▶ _WHAT THE EXERCISE ASKS_
Show me each line of the listing below where the word "title" appears.

[[ INFORMATION open ]]

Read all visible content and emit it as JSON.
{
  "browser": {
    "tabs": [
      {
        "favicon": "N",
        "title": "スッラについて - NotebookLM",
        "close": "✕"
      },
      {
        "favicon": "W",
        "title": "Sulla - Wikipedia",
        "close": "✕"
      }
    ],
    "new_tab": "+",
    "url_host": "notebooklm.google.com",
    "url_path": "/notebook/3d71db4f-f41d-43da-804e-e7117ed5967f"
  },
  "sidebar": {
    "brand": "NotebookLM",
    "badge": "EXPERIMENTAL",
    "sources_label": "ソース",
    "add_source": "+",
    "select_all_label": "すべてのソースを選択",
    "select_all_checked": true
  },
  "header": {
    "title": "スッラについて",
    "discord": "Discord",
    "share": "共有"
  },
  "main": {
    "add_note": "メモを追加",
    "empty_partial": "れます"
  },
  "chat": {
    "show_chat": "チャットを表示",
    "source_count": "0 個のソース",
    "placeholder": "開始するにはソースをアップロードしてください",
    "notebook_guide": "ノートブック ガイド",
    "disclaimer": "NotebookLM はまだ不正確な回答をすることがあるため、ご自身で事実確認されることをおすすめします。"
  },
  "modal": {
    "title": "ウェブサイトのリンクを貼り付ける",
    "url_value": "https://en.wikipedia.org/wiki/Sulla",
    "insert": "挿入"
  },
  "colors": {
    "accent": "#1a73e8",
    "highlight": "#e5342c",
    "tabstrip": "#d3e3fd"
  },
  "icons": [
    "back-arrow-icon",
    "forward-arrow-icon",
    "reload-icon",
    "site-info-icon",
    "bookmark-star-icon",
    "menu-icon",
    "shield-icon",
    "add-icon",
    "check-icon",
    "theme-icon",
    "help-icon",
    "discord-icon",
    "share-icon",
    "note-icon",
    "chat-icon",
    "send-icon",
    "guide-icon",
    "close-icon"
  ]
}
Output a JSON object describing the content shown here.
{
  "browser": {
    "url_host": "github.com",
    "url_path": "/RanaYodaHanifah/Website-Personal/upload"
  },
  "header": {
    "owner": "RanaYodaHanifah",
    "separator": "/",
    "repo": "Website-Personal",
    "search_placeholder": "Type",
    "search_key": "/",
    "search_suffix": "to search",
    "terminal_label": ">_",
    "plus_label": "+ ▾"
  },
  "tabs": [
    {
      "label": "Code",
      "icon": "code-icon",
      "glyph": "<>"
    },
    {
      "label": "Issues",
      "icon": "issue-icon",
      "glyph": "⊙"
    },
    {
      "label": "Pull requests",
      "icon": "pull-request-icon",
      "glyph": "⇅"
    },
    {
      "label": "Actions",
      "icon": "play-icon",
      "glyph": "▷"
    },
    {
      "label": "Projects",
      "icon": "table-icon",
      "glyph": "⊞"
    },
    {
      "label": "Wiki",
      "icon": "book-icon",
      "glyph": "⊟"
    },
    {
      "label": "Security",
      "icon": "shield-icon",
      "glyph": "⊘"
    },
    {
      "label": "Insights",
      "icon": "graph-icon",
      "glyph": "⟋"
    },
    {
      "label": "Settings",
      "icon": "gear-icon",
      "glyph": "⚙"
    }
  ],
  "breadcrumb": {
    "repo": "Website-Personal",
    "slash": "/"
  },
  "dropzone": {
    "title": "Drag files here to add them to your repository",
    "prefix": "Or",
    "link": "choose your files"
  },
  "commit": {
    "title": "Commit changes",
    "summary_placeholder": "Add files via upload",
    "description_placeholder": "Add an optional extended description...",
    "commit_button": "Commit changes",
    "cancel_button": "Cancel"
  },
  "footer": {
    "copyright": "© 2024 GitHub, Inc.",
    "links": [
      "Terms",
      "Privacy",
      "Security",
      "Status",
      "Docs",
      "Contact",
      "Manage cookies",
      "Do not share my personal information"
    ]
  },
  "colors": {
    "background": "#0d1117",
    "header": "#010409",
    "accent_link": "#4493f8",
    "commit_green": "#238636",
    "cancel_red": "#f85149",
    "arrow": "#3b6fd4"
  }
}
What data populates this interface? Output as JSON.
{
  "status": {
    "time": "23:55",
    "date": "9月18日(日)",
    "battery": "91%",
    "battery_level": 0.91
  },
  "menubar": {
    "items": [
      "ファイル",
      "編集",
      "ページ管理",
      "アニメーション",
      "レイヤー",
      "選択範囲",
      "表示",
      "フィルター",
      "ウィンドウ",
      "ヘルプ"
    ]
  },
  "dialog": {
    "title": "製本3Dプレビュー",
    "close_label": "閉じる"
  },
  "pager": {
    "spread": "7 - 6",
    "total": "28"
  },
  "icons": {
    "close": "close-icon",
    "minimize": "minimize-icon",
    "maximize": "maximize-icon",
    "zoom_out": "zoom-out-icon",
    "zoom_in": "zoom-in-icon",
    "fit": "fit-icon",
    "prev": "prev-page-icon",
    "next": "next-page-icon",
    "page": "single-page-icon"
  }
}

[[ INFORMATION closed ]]

▶ _RESULT OF THE EXERCISE_
        "title": "スッラについて - NotebookLM",
        "title": "Sulla - Wikipedia",
    "title": "スッラについて",
    "title": "ウェブサイトのリンクを貼り付ける",
    "title": "Drag files here to add them to your repository",
    "title": "Commit changes",
    "title": "製本3Dプレビュー",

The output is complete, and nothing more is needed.